Although many video artists have used the Wobbulator in more extreme raster distortion modes, my typical use of it has been to create slow waves, shifts, wobbles to the image. This is then keyed on top of the original footage to achieve the desired dream-like effect. Below you can view a "ghost walking up hill" segment originally processed at ETC (perhaps around 1986?) followed by a recent re-processing addition using the Phosphortron app (described in the previous post).




Some Video Outtakes for "River Styx" Video Program

 The following short video segments show processing of footage from my library of personal video tape (this one from a lake shot in 1982 using an early Betamax portable VCR). The source footage has been processed in various ways including use of a public domain App called Phosphortron (developed by Eric Souther) that layers on the green outlining FX.





Some Animation Outtakes for "River Styx" Video Program

I've been working on and off on the script of "River Styx" now for several years.

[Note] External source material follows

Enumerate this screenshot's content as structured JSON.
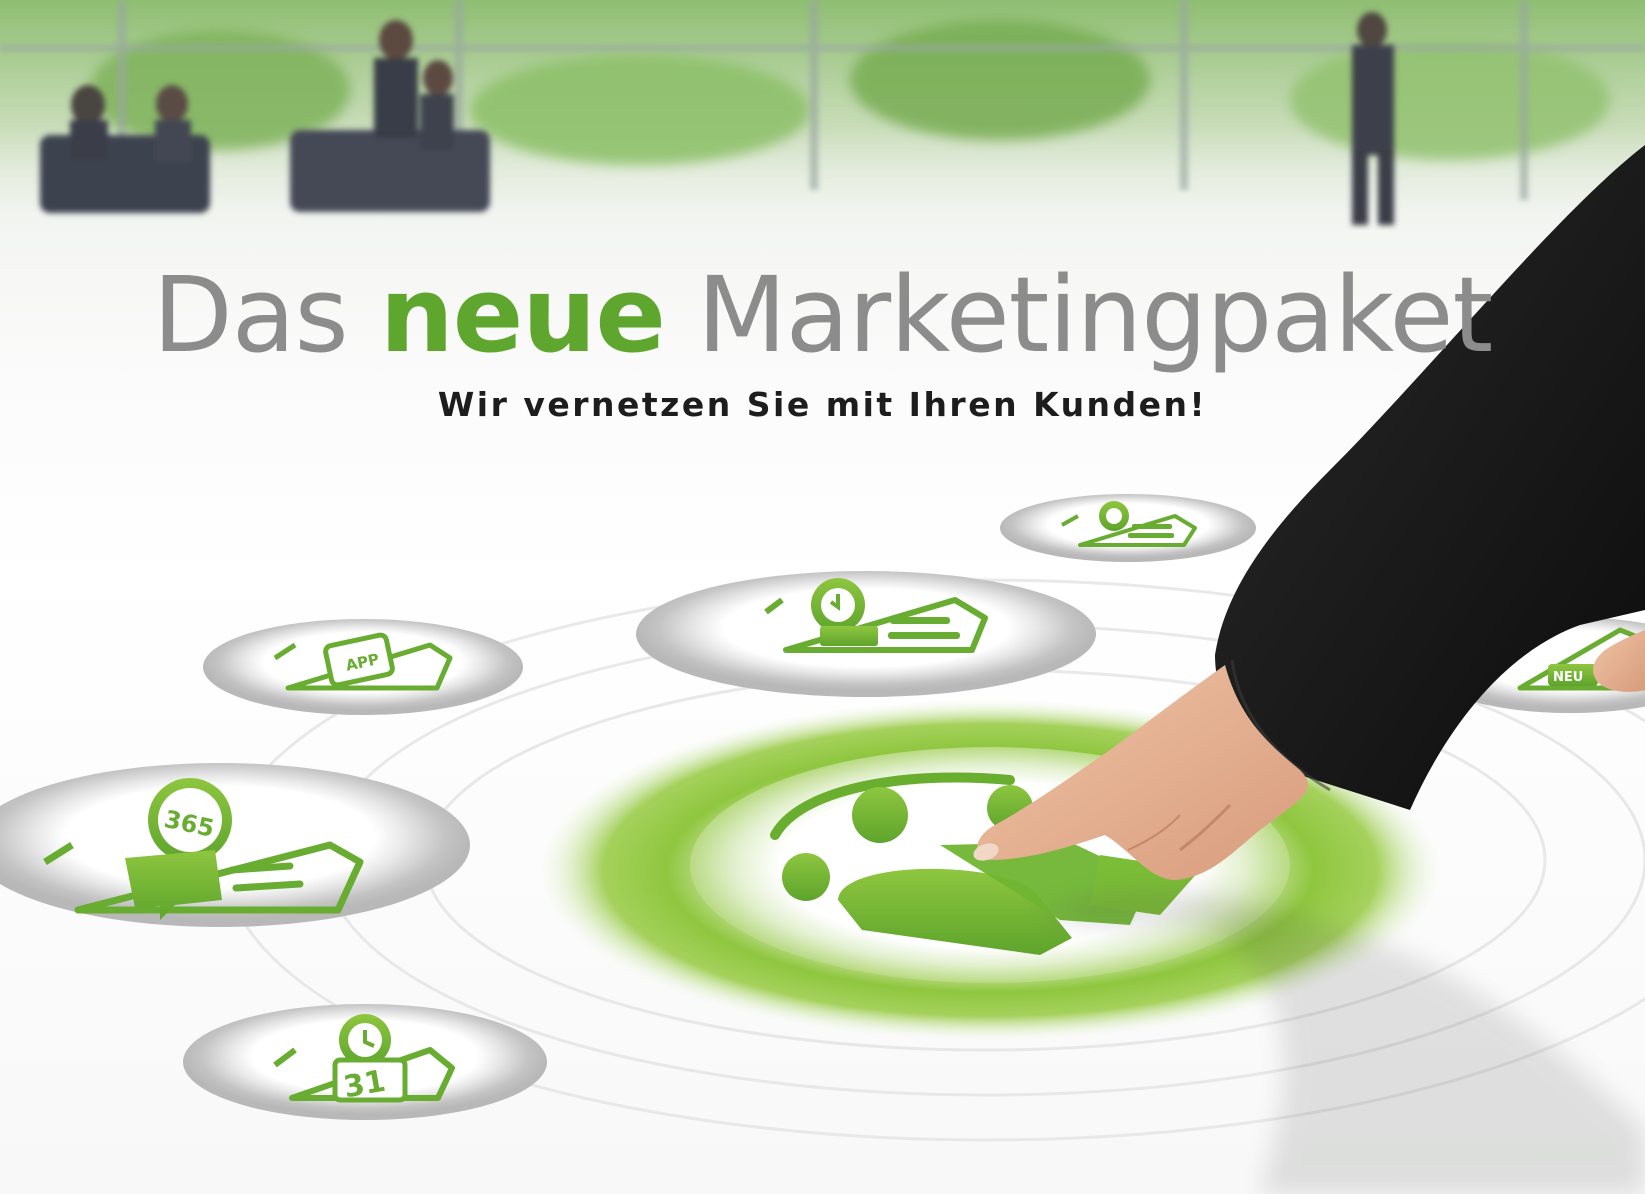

It's just about ready to go into production.  The focus of this program is on transition (death, dreaming, wake/sleep, reincarnation, and more...) from a psychological perspective, mythopoetic perspective, meditational perspective.

As part of this process, I've been reviewing my library of video footage, both "documentary" travel & vacation stuff, as well as processed stuff (such as done in residency at The Experimental TV Center years ago). I've been employing of a number of software packages (Apps) to perform processing. I have been making use of dedicated hardware (glitch devices, wobulator). And I have made limited use of AI (Dali-E 2 & Crayon) to explore scene generation sourcing for later manipulation in Photoshop and misc. other apps. - Quite a range of tests and exploration!

I want to post a few examples of the AI-derived work for early last year to let you see short outtakes of scenes that may appear in the final full length edit. Enjoy!

Chairon the boatman rowing lost souls across the lake of fire
Lost soul wandering in the Wastelands
Souls waiting at river's edge to board the Ferryman's boat

Time Passes...


Well its been some time since the last post. Preoccupied? Yes. Too busy? Often. Simply just got out of the habit... But I will rectify this by adding a bunch of posts showing my new art activity over the last year and a half. Let me know what you think! Thanks.